She felt that she must speak to him, and in her nervous state she wanted to be out on the free broad common, where no one could notice or remark their talk. It was long since she had ridden, and much wonder was excited by the sudden movement in kitchen and stable-yard. But Dixon went gravely about his work of preparation, saying nothing.
They rode pretty hard till they reached Monk’s Heath, six or seven miles away from Hamley. Ellinor had previously determined that here she would talk over the plan Mr. Ness had proposed to her with Dixon, and he seemed to understand her without any words passing between them. When she reined in he rode up to her, and met the gaze of her sad eyes with sympathetic, wistful silence.
“Dixon,” said she, “they say I must leave Ford Bank.”
“I was afeared on it, from all I’ve heerd say i’ the town since the master’s death.”
“Then you’ve heard — then you know — that papa has left hardly any money — my poor dear Dixon, you won’t have your legacy, and I never thought of that before!”

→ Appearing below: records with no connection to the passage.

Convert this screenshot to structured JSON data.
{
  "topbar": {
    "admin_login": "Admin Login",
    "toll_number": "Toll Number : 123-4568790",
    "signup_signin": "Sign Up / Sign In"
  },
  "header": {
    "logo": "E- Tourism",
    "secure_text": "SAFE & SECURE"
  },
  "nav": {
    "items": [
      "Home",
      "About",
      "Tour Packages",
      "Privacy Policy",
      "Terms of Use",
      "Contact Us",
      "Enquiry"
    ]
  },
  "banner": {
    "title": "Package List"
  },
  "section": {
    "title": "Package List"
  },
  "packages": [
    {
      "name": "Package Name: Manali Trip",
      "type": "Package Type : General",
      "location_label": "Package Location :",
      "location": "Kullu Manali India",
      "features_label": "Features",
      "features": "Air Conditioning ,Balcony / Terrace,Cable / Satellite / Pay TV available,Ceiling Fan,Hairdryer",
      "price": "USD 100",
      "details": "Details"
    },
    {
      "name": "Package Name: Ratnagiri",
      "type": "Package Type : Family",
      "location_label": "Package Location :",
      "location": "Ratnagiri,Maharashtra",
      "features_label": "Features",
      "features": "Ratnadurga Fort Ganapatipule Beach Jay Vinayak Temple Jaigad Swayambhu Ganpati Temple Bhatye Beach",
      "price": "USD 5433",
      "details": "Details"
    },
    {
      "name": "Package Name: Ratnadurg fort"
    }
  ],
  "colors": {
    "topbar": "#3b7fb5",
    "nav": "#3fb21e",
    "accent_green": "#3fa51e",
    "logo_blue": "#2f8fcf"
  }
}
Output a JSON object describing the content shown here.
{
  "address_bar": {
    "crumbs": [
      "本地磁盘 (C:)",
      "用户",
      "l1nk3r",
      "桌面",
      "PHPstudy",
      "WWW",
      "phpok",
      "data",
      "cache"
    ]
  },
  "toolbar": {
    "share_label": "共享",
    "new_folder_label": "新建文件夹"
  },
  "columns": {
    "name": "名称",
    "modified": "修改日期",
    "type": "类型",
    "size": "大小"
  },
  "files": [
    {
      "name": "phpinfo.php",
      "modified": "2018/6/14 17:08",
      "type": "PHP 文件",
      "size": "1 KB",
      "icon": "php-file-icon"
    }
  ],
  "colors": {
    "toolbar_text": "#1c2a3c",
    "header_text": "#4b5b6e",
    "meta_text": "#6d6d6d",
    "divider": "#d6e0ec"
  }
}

“Never heed, never heed,” said he, eagerly; “I couldn’t have touched it if it had been there, for the taking it would ha’ seemed too like —” Blood-money, he was going to say, but he stopped in time. She guessed the meaning, though not the word he would have used.
“No, not that,” said she; “his will was dated years before. But oh, Dixon, what must I do? They will make me leave Ford Bank, I see. I think the trustees have half let it already.”
“But you’ll have the rent on’t, I reckon?” asked he, anxiously. “I’ve many a time heerd ’em say as it was settled on the missus first, and then on you.”
“Oh, yes, it is not that; but you know, under the beech-tree —”
“Ay!” said he, heavily. “It’s been oftentimes on my mind, waking, and I think there’s ne’er a night as I don’t dream of it.”
“But how can I leave it!” Ellinor cried. “They may do a hundred things — may dig up the shrubbery. Oh! Dixon, I feel as if it was sure to be found out! Oh! Dixon, I cannot bear any more blame on papa — it will kill me — and such a dreadful thing, too!”
Dixon’s face fell into the lines of habitual pain that it had always assumed of late years whenever he was thinking or remembering anything.
“They must ne’er ha’ reason to speak ill of the dead, that’s for certain,” said he. “The Wilkinses have been respected in Hamley all my lifetime, and all my father’s before me, and — surely, missy, there’s ways and means of tying tenants up from alterations both in the house and out of it, and I’d beg the trustees, or whatever they’s called, to be very particular, if I was you, and not have a thing touched either in the house, or the gardens, or the meadows, or the stables. I think, wi’ a word from you, they’d maybe keep me on i’ the stables, and I could look after things a bit; and the Day o’ Judgment will come at last, when all our secrets will be made known wi’out our having the trouble and the shame o’ telling ’em. I’m getting rayther tired o’ this world, Miss Ellinor.”
“Don’t talk so,” said Ellinor, tenderly. “I know how sad it is, but, oh! remember how I shall want a friend when you’re gone, to advise me as you have done today. You’re not feeling ill, Dixon, are you?” she continued, anxiously.
“No! I’m hearty enough, and likely for t’ live. Father was eighty-one, and mother above the seventies, when they died. It’s only my heart as is got to feel so heavy; and as for that matter, so is yours, I’ll be bound. And it’s a comfort to us both if we can serve him as is dead by any care of ours, for he were such a bright handsome lad, with such a cheery face, as never should ha’ known shame.”
They rode on without much more speaking. Ellinor was silently planning for Dixon, and he, not caring to look forward to the future, was bringing up before his fancy the time, thirty years ago, when he had first entered the elder Mr. Wilkins’s service as stable-lad, and pretty Molly, the scullery-maid, was his daily delight. Pretty Molly lay buried in Hamley churchyard, and few living, except Dixon, could have gone straight to her grave.
Last updated Monday, December 22, 2014 at 10:51